(Work required): Your task is to give the data again, exactly, with every line intact.

(Data about app and page elements)
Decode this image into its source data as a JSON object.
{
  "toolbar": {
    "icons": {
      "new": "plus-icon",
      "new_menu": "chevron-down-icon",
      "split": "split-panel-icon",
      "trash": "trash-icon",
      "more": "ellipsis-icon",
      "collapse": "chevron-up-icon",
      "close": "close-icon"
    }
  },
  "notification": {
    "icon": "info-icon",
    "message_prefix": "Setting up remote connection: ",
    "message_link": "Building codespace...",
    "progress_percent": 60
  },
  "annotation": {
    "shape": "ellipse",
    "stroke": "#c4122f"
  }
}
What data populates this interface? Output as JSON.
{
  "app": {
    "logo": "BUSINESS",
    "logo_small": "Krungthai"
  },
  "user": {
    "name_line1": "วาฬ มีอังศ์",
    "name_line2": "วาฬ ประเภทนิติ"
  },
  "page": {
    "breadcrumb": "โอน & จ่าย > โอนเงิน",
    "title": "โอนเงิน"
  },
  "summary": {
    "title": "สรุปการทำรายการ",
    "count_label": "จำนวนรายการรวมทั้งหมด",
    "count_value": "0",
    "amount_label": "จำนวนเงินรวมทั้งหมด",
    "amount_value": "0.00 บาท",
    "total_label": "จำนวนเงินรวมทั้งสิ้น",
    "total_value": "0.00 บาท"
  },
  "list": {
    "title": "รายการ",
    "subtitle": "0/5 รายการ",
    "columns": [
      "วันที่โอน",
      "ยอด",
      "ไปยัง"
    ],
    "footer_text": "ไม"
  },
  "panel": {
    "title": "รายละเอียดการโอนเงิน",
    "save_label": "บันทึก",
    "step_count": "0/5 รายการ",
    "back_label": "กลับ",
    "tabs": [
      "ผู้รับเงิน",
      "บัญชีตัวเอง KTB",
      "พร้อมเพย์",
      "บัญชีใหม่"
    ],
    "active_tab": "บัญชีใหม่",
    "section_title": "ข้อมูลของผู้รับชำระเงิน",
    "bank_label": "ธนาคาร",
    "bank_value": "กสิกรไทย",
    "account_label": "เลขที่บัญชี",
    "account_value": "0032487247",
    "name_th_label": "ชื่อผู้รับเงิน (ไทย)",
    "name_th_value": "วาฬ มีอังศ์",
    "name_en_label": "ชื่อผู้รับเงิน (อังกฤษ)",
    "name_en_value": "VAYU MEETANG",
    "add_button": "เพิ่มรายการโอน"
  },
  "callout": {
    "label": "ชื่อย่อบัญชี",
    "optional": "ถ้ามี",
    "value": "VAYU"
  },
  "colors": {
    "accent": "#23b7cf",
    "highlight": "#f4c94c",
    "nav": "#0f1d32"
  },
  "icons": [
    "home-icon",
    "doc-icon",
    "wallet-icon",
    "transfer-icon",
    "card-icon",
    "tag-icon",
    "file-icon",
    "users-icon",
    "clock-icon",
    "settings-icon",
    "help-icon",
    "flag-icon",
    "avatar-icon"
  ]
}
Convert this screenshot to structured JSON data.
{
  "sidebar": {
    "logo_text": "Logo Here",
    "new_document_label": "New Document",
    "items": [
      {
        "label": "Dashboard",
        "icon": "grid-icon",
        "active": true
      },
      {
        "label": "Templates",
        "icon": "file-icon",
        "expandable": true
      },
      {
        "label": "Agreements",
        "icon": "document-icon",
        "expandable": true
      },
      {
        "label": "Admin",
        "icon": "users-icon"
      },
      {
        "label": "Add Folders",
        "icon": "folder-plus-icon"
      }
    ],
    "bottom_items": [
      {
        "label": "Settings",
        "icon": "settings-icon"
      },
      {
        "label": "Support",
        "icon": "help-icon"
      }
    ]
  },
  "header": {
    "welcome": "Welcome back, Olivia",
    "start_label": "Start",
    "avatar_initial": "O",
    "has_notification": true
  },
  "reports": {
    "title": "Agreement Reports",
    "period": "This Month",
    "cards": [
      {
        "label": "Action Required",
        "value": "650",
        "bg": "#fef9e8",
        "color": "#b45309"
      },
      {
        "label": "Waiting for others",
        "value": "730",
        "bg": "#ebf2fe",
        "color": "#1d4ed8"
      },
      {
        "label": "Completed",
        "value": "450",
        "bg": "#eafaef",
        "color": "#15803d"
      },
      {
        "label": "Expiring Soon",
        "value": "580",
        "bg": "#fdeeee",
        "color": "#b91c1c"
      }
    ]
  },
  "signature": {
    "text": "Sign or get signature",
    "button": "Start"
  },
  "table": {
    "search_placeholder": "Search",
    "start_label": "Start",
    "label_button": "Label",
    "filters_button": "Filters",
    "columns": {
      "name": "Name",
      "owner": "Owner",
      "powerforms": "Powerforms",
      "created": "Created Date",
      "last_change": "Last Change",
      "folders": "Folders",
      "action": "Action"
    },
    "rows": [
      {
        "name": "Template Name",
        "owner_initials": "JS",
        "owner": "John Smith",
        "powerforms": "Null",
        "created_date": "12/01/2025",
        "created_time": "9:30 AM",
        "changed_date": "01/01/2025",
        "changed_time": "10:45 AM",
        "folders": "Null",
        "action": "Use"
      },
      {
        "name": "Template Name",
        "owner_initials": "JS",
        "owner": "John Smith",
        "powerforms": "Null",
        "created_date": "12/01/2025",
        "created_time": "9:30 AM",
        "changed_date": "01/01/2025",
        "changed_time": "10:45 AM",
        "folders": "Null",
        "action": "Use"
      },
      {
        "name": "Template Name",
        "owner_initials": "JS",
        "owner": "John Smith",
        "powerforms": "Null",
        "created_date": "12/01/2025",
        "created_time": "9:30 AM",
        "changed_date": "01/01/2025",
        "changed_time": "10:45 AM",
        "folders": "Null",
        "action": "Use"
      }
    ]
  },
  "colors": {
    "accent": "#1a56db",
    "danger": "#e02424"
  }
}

(Result of the exercise):
Decode this image into its source data as a JSON object.
{
  "toolbar": {
    "icons": {
      "new": "plus-icon",
      "new_menu": "chevron-down-icon",
      "split": "split-panel-icon",
      "trash": "trash-icon",
      "more": "ellipsis-icon",
      "collapse": "chevron-up-icon",
      "close": "close-icon"
    }
  },
  "notification": {
    "icon": "info-icon",
    "message_prefix": "Setting up remote connection: ",
    "message_link": "Building codespace...",
    "progress_percent": 60
  },
  "annotation": {
    "shape": "ellipse",
    "stroke": "#c4122f"
  }
}
What data populates this interface? Output as JSON.
{
  "app": {
    "logo": "BUSINESS",
    "logo_small": "Krungthai"
  },
  "user": {
    "name_line1": "วาฬ มีอังศ์",
    "name_line2": "วาฬ ประเภทนิติ"
  },
  "page": {
    "breadcrumb": "โอน & จ่าย > โอนเงิน",
    "title": "โอนเงิน"
  },
  "summary": {
    "title": "สรุปการทำรายการ",
    "count_label": "จำนวนรายการรวมทั้งหมด",
    "count_value": "0",
    "amount_label": "จำนวนเงินรวมทั้งหมด",
    "amount_value": "0.00 บาท",
    "total_label": "จำนวนเงินรวมทั้งสิ้น",
    "total_value": "0.00 บาท"
  },
  "list": {
    "title": "รายการ",
    "subtitle": "0/5 รายการ",
    "columns": [
      "วันที่โอน",
      "ยอด",
      "ไปยัง"
    ],
    "footer_text": "ไม"
  },
  "panel": {
    "title": "รายละเอียดการโอนเงิน",
    "save_label": "บันทึก",
    "step_count": "0/5 รายการ",
    "back_label": "กลับ",
    "tabs": [
      "ผู้รับเงิน",
      "บัญชีตัวเอง KTB",
      "พร้อมเพย์",
      "บัญชีใหม่"
    ],
    "active_tab": "บัญชีใหม่",
    "section_title": "ข้อมูลของผู้รับชำระเงิน",
    "bank_label": "ธนาคาร",
    "bank_value": "กสิกรไทย",
    "account_label": "เลขที่บัญชี",
    "account_value": "0032487247",
    "name_th_label": "ชื่อผู้รับเงิน (ไทย)",
    "name_th_value": "วาฬ มีอังศ์",
    "name_en_label": "ชื่อผู้รับเงิน (อังกฤษ)",
    "name_en_value": "VAYU MEETANG",
    "add_button": "เพิ่มรายการโอน"
  },
  "callout": {
    "label": "ชื่อย่อบัญชี",
    "optional": "ถ้ามี",
    "value": "VAYU"
  },
  "colors": {
    "accent": "#23b7cf",
    "highlight": "#f4c94c",
    "nav": "#0f1d32"
  },
  "icons": [
    "home-icon",
    "doc-icon",
    "wallet-icon",
    "transfer-icon",
    "card-icon",
    "tag-icon",
    "file-icon",
    "users-icon",
    "clock-icon",
    "settings-icon",
    "help-icon",
    "flag-icon",
    "avatar-icon"
  ]
}
Convert this screenshot to structured JSON data.
{
  "sidebar": {
    "logo_text": "Logo Here",
    "new_document_label": "New Document",
    "items": [
      {
        "label": "Dashboard",
        "icon": "grid-icon",
        "active": true
      },
      {
        "label": "Templates",
        "icon": "file-icon",
        "expandable": true
      },
      {
        "label": "Agreements",
        "icon": "document-icon",
        "expandable": true
      },
      {
        "label": "Admin",
        "icon": "users-icon"
      },
      {
        "label": "Add Folders",
        "icon": "folder-plus-icon"
      }
    ],
    "bottom_items": [
      {
        "label": "Settings",
        "icon": "settings-icon"
      },
      {
        "label": "Support",
        "icon": "help-icon"
      }
    ]
  },
  "header": {
    "welcome": "Welcome back, Olivia",
    "start_label": "Start",
    "avatar_initial": "O",
    "has_notification": true
  },
  "reports": {
    "title": "Agreement Reports",
    "period": "This Month",
    "cards": [
      {
        "label": "Action Required",
        "value": "650",
        "bg": "#fef9e8",
        "color": "#b45309"
      },
      {
        "label": "Waiting for others",
        "value": "730",
        "bg": "#ebf2fe",
        "color": "#1d4ed8"
      },
      {
        "label": "Completed",
        "value": "450",
        "bg": "#eafaef",
        "color": "#15803d"
      },
      {
        "label": "Expiring Soon",
        "value": "580",
        "bg": "#fdeeee",
        "color": "#b91c1c"
      }
    ]
  },
  "signature": {
    "text": "Sign or get signature",
    "button": "Start"
  },
  "table": {
    "search_placeholder": "Search",
    "start_label": "Start",
    "label_button": "Label",
    "filters_button": "Filters",
    "columns": {
      "name": "Name",
      "owner": "Owner",
      "powerforms": "Powerforms",
      "created": "Created Date",
      "last_change": "Last Change",
      "folders": "Folders",
      "action": "Action"
    },
    "rows": [
      {
        "name": "Template Name",
        "owner_initials": "JS",
        "owner": "John Smith",
        "powerforms": "Null",
        "created_date": "12/01/2025",
        "created_time": "9:30 AM",
        "changed_date": "01/01/2025",
        "changed_time": "10:45 AM",
        "folders": "Null",
        "action": "Use"
      },
      {
        "name": "Template Name",
        "owner_initials": "JS",
        "owner": "John Smith",
        "powerforms": "Null",
        "created_date": "12/01/2025",
        "created_time": "9:30 AM",
        "changed_date": "01/01/2025",
        "changed_time": "10:45 AM",
        "folders": "Null",
        "action": "Use"
      },
      {
        "name": "Template Name",
        "owner_initials": "JS",
        "owner": "John Smith",
        "powerforms": "Null",
        "created_date": "12/01/2025",
        "created_time": "9:30 AM",
        "changed_date": "01/01/2025",
        "changed_time": "10:45 AM",
        "folders": "Null",
        "action": "Use"
      }
    ]
  },
  "colors": {
    "accent": "#1a56db",
    "danger": "#e02424"
  }
}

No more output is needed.